## Instructions for the task
Return a copy of every line in the records that includes the word "this".

########

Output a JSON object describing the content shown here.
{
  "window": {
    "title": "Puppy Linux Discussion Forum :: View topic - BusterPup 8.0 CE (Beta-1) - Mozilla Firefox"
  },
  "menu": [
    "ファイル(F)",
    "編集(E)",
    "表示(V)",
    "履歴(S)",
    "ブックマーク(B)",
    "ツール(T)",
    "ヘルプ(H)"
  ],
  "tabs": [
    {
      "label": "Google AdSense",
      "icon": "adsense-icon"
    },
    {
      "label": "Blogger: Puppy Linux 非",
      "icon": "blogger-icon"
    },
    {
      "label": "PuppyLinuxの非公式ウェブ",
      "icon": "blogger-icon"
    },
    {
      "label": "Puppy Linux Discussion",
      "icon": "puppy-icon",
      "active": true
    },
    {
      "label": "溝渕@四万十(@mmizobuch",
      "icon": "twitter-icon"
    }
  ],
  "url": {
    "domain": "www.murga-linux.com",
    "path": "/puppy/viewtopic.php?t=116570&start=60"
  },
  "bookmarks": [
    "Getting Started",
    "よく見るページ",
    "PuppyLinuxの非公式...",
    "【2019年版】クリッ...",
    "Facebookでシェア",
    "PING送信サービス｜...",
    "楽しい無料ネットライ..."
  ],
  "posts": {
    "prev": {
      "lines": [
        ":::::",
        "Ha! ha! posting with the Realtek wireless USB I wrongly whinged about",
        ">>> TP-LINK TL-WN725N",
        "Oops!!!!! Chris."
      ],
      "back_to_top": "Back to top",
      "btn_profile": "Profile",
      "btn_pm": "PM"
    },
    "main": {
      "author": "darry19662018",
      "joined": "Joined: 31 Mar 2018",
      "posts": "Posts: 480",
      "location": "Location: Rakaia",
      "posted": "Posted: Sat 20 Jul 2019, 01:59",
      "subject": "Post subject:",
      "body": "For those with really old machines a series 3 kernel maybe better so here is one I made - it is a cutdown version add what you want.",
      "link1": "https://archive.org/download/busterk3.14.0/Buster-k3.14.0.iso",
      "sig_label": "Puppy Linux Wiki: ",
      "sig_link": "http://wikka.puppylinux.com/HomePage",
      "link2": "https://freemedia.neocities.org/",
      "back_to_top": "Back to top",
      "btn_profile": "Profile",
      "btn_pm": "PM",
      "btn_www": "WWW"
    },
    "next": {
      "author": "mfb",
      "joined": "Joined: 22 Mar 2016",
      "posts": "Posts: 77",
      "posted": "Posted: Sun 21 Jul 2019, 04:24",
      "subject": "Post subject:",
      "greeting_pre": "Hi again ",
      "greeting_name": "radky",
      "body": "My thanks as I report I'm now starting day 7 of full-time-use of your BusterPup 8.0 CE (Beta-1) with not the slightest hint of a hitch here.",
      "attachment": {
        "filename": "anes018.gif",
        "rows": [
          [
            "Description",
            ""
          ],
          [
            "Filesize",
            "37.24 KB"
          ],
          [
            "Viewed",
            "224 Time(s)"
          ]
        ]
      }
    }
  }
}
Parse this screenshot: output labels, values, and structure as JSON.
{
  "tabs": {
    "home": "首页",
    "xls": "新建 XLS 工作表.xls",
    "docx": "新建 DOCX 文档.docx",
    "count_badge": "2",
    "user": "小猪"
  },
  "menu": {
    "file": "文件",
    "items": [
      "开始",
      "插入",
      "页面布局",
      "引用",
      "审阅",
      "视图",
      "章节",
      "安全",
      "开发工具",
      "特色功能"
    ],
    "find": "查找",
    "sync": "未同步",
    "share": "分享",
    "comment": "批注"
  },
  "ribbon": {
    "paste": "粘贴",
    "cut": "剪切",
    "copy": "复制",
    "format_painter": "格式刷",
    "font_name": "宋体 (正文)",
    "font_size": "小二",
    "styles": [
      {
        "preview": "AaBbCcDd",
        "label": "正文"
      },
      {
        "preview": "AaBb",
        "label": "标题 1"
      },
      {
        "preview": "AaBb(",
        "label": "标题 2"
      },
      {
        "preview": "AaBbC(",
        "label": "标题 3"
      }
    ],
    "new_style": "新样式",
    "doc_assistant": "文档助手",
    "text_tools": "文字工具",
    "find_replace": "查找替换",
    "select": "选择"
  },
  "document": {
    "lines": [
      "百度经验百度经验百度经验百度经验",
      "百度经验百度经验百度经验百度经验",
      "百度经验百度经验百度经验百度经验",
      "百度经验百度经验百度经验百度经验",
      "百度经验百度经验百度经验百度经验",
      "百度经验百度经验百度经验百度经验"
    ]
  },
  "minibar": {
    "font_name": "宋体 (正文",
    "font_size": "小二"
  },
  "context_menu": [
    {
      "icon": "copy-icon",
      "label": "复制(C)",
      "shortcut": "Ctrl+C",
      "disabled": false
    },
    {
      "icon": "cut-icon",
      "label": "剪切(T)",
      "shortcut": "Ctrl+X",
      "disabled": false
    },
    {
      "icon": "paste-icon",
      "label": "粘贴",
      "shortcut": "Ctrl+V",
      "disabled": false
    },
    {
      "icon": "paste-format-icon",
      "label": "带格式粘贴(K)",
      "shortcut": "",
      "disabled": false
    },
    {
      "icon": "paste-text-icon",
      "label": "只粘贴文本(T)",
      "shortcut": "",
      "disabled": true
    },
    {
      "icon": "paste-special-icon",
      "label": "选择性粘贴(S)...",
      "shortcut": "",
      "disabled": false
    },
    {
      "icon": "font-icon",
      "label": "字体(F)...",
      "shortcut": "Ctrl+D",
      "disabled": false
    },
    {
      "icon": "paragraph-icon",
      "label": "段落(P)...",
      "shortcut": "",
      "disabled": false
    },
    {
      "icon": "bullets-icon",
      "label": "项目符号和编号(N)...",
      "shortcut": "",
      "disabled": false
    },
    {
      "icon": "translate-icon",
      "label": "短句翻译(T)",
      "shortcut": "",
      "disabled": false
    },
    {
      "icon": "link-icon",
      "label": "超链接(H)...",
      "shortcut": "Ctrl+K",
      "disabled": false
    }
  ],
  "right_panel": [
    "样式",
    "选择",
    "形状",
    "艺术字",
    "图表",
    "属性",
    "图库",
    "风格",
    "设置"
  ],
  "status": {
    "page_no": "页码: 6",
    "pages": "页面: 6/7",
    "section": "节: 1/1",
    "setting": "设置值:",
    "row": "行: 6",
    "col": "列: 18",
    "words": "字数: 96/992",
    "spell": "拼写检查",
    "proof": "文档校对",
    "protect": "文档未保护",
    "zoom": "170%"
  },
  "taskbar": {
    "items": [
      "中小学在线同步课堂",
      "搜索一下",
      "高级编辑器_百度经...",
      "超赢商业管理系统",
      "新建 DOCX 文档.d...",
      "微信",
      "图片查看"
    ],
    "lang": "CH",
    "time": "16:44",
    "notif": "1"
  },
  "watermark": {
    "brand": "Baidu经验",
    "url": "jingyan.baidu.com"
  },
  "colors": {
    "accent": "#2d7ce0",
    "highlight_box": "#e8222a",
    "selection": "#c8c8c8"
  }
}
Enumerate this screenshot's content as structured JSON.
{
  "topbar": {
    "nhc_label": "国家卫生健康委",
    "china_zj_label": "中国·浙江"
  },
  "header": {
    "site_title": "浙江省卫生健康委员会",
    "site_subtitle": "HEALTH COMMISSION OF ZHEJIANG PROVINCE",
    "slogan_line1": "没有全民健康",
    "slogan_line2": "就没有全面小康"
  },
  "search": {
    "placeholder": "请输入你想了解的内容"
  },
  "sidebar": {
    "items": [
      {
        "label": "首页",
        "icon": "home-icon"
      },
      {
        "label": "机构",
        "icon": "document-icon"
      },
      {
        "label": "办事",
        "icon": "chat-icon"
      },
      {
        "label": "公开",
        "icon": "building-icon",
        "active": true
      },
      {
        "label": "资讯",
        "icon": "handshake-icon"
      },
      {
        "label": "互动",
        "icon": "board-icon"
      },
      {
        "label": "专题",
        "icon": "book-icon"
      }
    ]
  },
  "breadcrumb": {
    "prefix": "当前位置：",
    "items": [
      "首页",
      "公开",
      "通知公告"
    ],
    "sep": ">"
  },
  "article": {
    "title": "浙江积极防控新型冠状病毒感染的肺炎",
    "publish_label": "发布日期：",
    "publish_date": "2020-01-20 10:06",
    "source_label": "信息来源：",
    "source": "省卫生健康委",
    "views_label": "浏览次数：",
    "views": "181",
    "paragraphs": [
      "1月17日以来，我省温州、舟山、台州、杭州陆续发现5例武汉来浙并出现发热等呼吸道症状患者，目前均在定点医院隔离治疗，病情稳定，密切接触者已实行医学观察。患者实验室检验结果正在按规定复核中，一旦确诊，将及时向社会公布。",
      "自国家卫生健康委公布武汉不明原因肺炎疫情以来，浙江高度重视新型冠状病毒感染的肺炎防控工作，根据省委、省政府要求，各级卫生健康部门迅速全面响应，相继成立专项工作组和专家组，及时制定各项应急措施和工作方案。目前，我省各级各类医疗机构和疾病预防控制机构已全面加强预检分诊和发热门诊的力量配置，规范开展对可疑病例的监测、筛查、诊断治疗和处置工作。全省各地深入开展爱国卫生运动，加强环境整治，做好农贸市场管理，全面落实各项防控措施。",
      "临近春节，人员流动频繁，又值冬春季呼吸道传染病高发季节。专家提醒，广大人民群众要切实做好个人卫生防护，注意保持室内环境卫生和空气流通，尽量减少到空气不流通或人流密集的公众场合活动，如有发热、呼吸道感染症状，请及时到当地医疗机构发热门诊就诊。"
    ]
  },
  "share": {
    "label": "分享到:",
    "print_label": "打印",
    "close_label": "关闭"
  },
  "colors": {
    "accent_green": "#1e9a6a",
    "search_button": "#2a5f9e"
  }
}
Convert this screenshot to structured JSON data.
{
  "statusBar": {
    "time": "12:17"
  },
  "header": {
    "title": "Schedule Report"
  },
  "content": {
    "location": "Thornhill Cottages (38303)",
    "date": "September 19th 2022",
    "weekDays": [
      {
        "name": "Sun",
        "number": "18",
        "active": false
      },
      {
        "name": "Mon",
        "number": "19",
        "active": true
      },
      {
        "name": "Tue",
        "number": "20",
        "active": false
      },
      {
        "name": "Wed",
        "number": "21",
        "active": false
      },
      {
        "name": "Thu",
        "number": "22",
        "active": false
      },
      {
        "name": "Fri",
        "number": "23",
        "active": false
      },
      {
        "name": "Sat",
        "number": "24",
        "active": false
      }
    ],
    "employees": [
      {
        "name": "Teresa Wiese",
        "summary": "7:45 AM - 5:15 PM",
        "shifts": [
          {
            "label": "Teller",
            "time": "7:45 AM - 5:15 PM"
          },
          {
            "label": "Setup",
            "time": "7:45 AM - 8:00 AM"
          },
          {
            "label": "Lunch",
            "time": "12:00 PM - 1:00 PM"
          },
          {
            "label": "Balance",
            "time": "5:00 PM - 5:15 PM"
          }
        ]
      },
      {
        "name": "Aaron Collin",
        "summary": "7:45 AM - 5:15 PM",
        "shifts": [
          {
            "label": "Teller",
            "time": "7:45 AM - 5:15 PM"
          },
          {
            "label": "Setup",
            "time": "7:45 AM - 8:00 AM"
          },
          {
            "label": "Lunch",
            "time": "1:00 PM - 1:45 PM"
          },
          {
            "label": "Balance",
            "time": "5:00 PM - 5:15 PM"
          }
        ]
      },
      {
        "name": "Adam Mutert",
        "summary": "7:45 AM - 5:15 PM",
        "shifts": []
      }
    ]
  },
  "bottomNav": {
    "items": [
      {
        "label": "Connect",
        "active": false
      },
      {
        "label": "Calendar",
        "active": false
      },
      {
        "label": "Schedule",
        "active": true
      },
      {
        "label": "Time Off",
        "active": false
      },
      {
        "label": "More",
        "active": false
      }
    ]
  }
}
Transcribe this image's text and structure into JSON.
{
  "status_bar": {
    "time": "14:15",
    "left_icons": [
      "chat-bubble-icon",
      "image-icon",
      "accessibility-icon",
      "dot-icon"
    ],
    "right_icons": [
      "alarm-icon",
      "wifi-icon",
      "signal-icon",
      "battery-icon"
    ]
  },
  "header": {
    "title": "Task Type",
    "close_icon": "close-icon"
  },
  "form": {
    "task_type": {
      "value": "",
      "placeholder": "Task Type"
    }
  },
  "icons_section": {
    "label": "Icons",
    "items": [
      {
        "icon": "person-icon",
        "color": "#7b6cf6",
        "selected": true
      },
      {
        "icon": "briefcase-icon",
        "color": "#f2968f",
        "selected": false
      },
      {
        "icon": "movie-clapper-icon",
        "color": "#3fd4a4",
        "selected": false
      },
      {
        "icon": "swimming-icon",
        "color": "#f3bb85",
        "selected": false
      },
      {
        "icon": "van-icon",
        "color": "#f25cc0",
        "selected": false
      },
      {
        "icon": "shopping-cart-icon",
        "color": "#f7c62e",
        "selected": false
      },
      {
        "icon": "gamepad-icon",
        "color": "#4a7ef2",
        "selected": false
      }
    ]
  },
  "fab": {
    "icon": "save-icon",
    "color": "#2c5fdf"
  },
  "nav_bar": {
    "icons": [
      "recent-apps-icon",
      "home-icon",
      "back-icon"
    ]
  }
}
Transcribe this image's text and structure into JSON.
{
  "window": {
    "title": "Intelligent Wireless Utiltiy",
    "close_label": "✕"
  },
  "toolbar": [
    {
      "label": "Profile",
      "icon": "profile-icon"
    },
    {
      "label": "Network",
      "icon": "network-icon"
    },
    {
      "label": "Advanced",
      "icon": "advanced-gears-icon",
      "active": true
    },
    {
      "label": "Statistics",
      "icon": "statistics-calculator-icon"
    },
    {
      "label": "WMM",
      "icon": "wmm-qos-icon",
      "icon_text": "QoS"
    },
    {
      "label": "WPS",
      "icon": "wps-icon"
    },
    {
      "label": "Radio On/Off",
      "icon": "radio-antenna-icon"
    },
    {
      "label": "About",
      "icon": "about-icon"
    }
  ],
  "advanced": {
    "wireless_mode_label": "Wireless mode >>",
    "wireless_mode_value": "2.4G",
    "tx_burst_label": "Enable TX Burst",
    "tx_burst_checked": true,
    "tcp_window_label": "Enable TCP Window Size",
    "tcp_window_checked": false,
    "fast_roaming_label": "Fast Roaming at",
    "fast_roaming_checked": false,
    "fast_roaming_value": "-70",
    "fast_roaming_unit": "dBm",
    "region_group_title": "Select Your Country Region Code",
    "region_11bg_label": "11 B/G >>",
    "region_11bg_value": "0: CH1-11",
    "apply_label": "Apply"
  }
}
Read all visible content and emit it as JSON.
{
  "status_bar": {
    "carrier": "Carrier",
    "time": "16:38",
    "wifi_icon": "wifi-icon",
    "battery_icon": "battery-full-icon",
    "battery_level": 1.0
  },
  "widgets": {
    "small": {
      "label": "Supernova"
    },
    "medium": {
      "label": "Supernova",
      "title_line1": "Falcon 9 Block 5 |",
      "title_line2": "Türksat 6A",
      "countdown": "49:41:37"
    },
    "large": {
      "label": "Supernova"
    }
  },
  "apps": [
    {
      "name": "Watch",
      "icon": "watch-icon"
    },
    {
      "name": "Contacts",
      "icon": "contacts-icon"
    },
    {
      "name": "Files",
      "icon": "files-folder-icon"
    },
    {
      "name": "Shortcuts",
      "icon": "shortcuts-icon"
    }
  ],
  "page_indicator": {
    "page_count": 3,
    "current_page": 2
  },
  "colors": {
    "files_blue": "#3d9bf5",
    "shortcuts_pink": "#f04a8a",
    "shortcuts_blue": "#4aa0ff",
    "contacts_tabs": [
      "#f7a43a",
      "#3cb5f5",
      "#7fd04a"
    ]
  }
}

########

## Written reply
Parse this screenshot: output labels, values, and structure as JSON.
Enumerate this screenshot's content as structured JSON.
Convert this screenshot to structured JSON data.
Transcribe this image's text and structure into JSON.
Transcribe this image's text and structure into JSON.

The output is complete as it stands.